What is claimed is:
l. A catoptric lens arrangement having a first and a second lens element disposed along a lens axis, such arrangement being adapted to combine, on a cylindrical surface adjacent to the lens axis, optical energy from each one of a plurality of sources and comprising:
a. an entrance mirror having a reflecting surface corresponding to the surface described by moving a portion of a first selected quadratic conic section about the lens axis, a focal point of such conic surface tracing a first focal circle spaced from the lens axis;
b. an exit mirror having a reflecting surface corresponding to the surface described by a portion of a second selected quadratic conic section having a pair of focal points nutated about the lens axis, one of such focal points tracing a second focal circle having a radius equal to the radius of the first focal circle and the other one tracing a final focal circle having a radius approximately equal to the radius of the cylindrical surface; and means for mounting the entrance mirror and the exit mirror to make the first and the second focal circles coincident.
2. A catoptric lens arrangement as in claim 1 wherein the first selected quadratic conic section is a parabola.
3. A catoptric lens arrangement as in claim 1 wherein the first selected quadratic conic section is a hyperbola.
4. A catoptric lens arrangement as in claim 1 wherein the first selected quadratic section is a first ellipse, one focal point thereof tracing the first focal circle and the second focal point thereof being a point on the lens axls.
5. A catoptric lens arrangement as in claim 1 wherein the first selected quadratic section is an ellipse nutated around the lens axis, the focal points of such ellipse tracing focal circles around the lens axis.

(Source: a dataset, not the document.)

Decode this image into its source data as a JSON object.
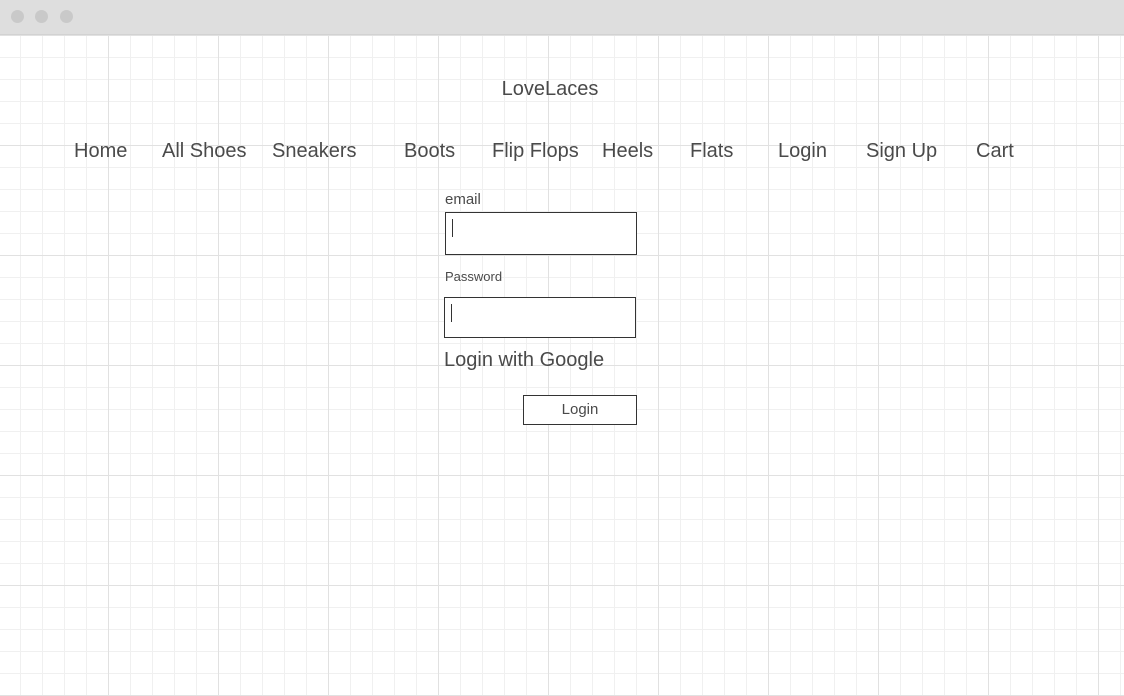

6. A catoptric lens arrangement as in claim 4 wherein the second selected quadratic conic section is a second ellipse.
7. A catoptric lens arrangement for combining, at a region adjacent to a lens axis, optical energy from different sets of lasers, such arrangement comprising:
a. a zoned entrance mirror having a first and a second convex reflecting surface, respectively, to the surface described by moving a portion of a different quadratic conic surface about the lens axis, a focal point of each such conic surface tracing a circle about the lens;
b. a zoned exit mirror having a first and a second concave reflecting surface, corresponding, respectively, to a portion of the surface described by a first and a second ellipse nutated around the lens axis, one focal point of each such ellipse tracing a focal circle corresponding to one of the focal circles of the zoned entrance mirror and the second focal point of each such ellipse tracing a common focal circle about the lens axis adjacent to the region; and
0. means for mounting the zoned entrance mirror and the zoned exit mirror to render the focal circles coincident.
8. A catoptric lens arrangement as in claim 7 wherein the quadratic conic sections of the zoned entrance mirror are parabolas.
9. A catoptric lens arrangement as in claim 7 wherein the quadratic conic sections of the zoned entrance mirror are ellipses.